Earlier this week, real estate developer Herb Strather withdrew his offer to buy a bundle of more than 6,000 blighted properties in Detroit for slightly more than $3.1 million, Wayne County officials announced.
Wayne County officials confirmed through discussions with John Page of Eco Solutions, the registered bidder and Strather's partner in the deal, earlier this week that the offer had been withdrawn.
Strather had been meeting with county officials on a developing plan for the properties, but the two parties were unable to come to an agreement. Strather had reportedly hoped to receive federal funding from the Detroit land bank to demolish the worst properties in the bundle while keeping the best properties for his own investment purposes, but that plan fell through when it was discovered the land bank would pay to demolish only those properties it owns and would not do so for the profit of private investors.
The bid placed by Strather and Eco Solutions was the only one placed in the auction. Strather's 10 percent down payment was refunded. With no winner in the auction, the properties will go to the city, which will subsequently transfer them to the land bank within a few weeks.
Even though the offer has been withdrawn, Strather is not giving up. He has reportedly said he still hopes to negotiate a deal with the land bank by the end of the month to develop the blighted properties. The bundle includes residential units, vacant lots, and commercial properties.
“The development of this package of properties was unique and we appreciate the interest expressed by Eco Solutions, John Page, and Herb Strather," Wayne County Treasurer Ray Wojtowicz said in a prepared statement. "While we were not able to reach an agreement as to a development agreement, we do look forward to continued participation by Eco Solutions as we work with (Detroit) Mayor (Mike) Duggan to address blight in our neighborhoods. Blight elimination is essential to improve conditions in our communities."

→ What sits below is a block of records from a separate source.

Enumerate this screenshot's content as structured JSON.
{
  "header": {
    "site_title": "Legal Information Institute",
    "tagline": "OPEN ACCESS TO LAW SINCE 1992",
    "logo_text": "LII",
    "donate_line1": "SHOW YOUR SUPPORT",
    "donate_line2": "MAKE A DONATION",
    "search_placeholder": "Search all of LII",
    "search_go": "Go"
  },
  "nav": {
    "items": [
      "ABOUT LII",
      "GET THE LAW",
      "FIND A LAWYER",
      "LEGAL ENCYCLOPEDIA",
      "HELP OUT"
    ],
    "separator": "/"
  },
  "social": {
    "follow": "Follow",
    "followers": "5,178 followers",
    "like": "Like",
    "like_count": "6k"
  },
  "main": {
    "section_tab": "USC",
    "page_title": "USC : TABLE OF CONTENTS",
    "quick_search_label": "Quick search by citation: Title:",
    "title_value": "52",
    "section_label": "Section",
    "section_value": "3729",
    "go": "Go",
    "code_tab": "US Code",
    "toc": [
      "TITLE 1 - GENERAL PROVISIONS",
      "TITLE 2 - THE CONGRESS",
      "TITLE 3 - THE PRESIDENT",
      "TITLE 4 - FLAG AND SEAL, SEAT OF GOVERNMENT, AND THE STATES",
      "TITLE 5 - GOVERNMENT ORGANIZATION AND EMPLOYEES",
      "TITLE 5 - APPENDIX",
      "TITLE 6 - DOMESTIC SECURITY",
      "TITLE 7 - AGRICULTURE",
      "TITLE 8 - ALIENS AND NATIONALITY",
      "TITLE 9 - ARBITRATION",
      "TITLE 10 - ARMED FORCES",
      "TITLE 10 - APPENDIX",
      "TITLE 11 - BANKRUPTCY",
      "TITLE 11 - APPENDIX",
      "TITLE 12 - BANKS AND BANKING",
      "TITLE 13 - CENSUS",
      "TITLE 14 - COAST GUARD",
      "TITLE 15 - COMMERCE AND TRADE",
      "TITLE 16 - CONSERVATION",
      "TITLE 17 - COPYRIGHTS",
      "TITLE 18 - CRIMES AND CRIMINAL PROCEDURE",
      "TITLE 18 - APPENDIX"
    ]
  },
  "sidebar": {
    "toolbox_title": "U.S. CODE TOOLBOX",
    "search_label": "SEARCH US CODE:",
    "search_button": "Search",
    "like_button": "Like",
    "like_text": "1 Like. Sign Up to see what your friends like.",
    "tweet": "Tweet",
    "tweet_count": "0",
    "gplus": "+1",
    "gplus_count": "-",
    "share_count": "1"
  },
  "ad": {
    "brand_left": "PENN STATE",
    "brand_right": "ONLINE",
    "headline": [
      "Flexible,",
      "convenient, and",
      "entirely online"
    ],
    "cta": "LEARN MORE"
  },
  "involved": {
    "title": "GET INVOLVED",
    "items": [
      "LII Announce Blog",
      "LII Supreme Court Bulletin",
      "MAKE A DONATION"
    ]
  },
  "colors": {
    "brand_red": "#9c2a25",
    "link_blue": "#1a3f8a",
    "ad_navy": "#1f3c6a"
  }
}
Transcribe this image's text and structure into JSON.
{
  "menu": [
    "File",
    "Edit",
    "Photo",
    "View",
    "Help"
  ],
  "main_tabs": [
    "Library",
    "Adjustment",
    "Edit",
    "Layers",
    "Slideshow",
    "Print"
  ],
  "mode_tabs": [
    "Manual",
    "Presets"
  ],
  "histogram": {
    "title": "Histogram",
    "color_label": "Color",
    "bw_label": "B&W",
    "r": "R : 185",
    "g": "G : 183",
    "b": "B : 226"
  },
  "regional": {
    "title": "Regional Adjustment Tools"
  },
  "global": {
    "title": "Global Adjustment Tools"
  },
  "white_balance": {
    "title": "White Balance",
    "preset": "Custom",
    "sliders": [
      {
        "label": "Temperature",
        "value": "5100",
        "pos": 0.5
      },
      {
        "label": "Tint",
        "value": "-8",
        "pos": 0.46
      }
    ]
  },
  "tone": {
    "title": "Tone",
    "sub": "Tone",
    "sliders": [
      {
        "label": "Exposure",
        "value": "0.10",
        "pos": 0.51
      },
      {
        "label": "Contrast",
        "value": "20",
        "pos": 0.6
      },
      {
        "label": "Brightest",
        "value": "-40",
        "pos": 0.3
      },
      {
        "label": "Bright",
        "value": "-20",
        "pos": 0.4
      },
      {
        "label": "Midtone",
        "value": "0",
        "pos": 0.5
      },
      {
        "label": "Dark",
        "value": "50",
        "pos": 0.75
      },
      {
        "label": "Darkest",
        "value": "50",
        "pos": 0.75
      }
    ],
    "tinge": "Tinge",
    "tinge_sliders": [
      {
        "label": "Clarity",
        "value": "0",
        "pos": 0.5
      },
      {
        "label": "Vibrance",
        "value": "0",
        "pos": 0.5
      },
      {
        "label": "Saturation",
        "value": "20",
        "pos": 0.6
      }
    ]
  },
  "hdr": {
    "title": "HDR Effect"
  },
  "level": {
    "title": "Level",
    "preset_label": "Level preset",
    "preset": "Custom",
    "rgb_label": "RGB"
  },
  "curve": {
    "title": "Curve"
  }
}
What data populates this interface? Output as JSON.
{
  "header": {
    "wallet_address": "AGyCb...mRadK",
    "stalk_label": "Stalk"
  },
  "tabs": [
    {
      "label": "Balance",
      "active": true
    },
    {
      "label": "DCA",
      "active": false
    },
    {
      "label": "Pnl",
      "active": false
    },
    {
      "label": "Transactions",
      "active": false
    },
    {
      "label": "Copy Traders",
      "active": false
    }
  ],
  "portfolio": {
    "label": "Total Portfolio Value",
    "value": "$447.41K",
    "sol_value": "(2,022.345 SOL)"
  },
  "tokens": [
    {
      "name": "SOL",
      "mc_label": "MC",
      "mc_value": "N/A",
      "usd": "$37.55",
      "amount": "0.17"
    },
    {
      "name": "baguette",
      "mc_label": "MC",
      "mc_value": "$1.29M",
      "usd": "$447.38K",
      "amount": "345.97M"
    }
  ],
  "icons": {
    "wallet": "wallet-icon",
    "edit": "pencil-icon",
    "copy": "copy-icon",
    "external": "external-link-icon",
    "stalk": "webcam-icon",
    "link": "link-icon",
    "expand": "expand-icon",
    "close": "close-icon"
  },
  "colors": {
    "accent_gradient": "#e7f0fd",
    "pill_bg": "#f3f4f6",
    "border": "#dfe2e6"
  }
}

Strather surprised everyone by bidding $3.1 million for the 6,365 blighted properties in the week prior to the October 28 county foreclosure auction. The bid was placed anonymously. It was believed that no one would bid on the properties because of the enormous expense it would take to develop them.